In less than 48 hours it will be the beginning of another year, 2005. It is customary to look back at the outgoing year and also speculate about the coming one. Many habitually make New Year resolutions most of which are often broken in the first seconds of the year while others remain unfulfilled in the course of the year. The fact that they had made many in preceding years without fulfilling them never deter people from making new ones. That just shows us how old habits die hard but also how human beings remain hopeful about the future even if sometimes it is hoping against hope! Hope keeps us going. To paraphrase Martin Luther King Jr, faith may not move mountains but it may give us the courage to climb it. Therefore my motto for the New Year in Africa  is to continue to adhere to that hopeful line made most popular by the foremost of  Dr king's political heirs, the  Rev. Jesse Jackson: 'keep Hope alive'.

In Africa (and sadly much of the world)  the outgoing year may not have given us much to be
hopeful about the coming year but then we are often too critical of ourselves. We concentrate too much on the half emptiness of a half filled glass. That psychological hang up on the negative side of things have made many of us vulnerable to Afro Pessimism believing the gloom and doom that surround us are there to stay whatever we do. Many Africans will even argue that 'it is our fate'.
An old friend of mine once justified this fatalism by challenging me to look around from the Tamils of Srilanka to the Aborigines of Australia, to the lot of Black peoples whether in the Americas or Europe or across Africa itself and explain to him why Africans or people of African origin or people who are black, are disproportionately represented among victims of oppression, the desperately poor, the underclass and the marginalised. My spirited attempt to convince this gentleman that there are poor (many billions of them across the world) and marginalised peoples of every colour, creed, and gender and in all countries and all continents did not persuade him. As far as he could see the darker you are anywhere in the world the worse it becomes whether in Brazil or Sudan!

The empirical, anecdotal and popular evidence support my friend's case even if they do not offer us any explanations. The most brutal of these realities must be the fact that the majority of Africans on the African continent where we are the absolute majority remain desperately poor
while inhabiting one of the richest continents on Earth. This harvest of doom from natural boom and little from plenty makes it very difficult to challenge the superficiality of many Afro pessimists. How can one explain this sad reality without becoming apologist to the status quo! If we are victims in countries where we are minorities while it is unacceptable it may be understandable. But why are we still victims in countries where we are the majority and supposedly people like us are the ones running the show? What have we done to deserve a succession of leaders who prefer to see us perpetually on bended knees and laid prostate?

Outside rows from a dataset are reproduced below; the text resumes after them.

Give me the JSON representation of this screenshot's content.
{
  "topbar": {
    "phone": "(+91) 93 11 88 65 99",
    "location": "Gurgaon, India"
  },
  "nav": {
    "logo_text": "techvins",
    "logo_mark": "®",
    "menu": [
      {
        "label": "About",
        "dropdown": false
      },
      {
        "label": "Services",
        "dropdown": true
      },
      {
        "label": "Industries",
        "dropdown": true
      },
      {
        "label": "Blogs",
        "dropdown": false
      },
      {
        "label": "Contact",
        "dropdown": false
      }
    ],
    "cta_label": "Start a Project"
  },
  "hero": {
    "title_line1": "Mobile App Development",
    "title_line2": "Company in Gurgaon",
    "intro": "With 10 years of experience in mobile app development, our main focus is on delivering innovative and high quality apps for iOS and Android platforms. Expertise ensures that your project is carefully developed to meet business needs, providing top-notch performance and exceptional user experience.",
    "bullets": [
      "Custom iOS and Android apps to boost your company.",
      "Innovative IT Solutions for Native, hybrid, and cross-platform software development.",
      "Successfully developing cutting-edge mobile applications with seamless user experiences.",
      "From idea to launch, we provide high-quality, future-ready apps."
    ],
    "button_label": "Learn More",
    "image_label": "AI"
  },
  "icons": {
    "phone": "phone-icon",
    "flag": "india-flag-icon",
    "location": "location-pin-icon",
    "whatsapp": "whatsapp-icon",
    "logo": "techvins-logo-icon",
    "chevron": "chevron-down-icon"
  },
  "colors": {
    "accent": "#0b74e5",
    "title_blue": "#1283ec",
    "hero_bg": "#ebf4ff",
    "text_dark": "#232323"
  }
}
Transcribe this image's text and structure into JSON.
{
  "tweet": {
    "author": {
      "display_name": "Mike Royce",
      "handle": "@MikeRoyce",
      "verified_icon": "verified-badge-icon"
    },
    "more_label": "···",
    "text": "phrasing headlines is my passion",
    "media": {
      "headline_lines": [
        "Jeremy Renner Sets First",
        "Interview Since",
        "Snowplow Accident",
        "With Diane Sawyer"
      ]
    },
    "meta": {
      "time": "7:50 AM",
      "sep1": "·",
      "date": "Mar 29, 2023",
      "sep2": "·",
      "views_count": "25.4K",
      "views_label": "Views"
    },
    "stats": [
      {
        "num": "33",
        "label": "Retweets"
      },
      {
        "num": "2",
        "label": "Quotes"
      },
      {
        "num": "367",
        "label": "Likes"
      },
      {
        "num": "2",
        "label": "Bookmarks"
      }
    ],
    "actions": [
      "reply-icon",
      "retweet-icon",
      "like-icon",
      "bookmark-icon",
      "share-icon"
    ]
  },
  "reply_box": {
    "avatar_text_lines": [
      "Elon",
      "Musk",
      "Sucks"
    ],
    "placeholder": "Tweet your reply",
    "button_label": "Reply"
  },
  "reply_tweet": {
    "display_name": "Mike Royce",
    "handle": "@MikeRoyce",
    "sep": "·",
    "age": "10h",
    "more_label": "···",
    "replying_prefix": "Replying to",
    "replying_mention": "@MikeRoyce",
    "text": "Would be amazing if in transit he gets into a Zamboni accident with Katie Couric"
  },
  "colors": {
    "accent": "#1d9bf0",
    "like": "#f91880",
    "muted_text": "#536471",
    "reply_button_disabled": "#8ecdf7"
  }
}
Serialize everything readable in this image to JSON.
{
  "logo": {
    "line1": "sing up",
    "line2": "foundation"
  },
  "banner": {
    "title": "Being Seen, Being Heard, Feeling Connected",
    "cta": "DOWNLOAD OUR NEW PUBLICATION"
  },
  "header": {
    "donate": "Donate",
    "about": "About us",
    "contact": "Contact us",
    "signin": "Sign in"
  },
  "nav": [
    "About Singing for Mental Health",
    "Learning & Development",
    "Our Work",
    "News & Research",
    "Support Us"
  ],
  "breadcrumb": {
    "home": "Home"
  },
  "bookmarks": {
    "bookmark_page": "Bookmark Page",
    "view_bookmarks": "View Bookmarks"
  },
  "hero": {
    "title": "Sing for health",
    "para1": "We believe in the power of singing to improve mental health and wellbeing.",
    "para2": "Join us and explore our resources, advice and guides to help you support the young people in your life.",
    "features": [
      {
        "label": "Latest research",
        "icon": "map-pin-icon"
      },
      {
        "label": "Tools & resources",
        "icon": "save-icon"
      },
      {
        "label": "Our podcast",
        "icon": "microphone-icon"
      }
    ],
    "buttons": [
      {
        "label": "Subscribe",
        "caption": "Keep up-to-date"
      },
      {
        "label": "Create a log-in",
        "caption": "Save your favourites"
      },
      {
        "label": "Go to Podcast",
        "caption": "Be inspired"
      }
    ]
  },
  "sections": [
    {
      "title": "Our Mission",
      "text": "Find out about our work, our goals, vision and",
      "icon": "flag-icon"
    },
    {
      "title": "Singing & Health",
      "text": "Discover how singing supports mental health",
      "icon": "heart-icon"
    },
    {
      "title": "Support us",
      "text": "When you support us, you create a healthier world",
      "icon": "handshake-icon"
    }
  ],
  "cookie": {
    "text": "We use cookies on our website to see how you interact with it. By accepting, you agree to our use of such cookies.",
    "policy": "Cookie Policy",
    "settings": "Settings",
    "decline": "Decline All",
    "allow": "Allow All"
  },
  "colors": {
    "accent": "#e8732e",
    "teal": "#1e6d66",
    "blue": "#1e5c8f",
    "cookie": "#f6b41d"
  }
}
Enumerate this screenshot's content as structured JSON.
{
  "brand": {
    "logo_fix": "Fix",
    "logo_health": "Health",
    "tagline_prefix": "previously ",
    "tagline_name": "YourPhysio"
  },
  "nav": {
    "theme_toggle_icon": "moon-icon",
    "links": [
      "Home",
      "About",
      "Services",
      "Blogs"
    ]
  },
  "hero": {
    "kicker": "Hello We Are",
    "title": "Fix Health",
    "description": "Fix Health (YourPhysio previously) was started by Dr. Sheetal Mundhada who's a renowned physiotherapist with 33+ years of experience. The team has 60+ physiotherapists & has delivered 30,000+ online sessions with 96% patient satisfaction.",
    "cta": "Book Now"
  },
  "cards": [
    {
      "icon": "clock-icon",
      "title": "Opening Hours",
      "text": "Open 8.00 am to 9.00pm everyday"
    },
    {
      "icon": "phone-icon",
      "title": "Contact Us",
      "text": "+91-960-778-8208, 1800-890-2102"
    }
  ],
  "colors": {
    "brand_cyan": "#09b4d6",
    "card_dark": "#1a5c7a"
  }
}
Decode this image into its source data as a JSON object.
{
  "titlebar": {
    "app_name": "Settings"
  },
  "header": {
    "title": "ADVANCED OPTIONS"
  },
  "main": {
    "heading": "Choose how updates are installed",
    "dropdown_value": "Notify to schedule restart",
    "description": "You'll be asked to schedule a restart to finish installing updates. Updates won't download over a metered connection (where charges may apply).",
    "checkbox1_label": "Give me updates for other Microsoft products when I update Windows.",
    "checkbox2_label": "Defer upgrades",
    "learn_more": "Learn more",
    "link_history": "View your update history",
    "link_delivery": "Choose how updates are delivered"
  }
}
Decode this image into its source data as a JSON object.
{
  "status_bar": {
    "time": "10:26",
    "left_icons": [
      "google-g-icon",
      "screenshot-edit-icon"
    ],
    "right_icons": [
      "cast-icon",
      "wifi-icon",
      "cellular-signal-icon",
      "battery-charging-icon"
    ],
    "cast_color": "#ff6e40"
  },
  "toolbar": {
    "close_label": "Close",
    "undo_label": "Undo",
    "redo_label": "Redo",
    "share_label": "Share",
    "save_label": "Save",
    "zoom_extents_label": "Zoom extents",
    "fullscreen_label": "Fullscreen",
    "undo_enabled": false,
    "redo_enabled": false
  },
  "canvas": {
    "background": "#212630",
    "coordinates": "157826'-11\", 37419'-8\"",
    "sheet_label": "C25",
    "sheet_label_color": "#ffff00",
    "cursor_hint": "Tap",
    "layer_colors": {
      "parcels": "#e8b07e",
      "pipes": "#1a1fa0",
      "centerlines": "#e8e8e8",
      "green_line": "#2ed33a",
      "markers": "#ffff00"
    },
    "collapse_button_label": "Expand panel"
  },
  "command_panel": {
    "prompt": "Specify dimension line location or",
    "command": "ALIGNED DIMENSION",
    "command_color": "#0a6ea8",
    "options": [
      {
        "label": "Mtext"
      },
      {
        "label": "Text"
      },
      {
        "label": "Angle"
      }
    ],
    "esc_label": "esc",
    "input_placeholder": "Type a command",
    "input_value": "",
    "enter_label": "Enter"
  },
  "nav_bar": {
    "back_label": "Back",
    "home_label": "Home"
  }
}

Even many people who are committed reformers or revolutionaries fall victim to the negative Psychological hang over by anchoring their ideology and politics around negative definition of self. We were anti Colonialist, then became anti-imperialist, later anti-capitalist, now anti-globalisation and permanently anti-this or anti-that. We spend so much time defining ourselves in antiism that we tend to forget what we actually stand for. This extends to our interpersonal relations where we only talk in terms of what I don't like about X or Y is A-Z without looking at the few good things that we may like or potentially likeable in the person or persons. It is a debilitating alienation that alienates us from all our institutions and anything African.
This condition privileges none Africans in African affairs. It is not just ordinary citizens that suffer this affliction. Many of our governments and leaders suffer it too. And I am using the word 'Leaders' in a very broad sense rather than the narrow sense in which it is commonly used to mean the President, Ministers or their spouses! When these leaders talk of experts, consultants, investors, Development partners, etc, they often mean none Africans.
Yet whatever outsiders are doing or can do for Africa, will be miniscule and can only be complementary to whatever we can, should and must do for ourselves. We must keep our own hopes and dreams alive and work towards their realisation. If others wish to buy into them that will be good but With or without outsiders we must restore hope to ourselves, confidence in our abilities and faith in our own Peoples.

Let this be the year in which you and I restore hope in us, Africa and Africans. It should be one in which we 'light a candle' instead of always 'complaining about the darkness'.
Happy New Year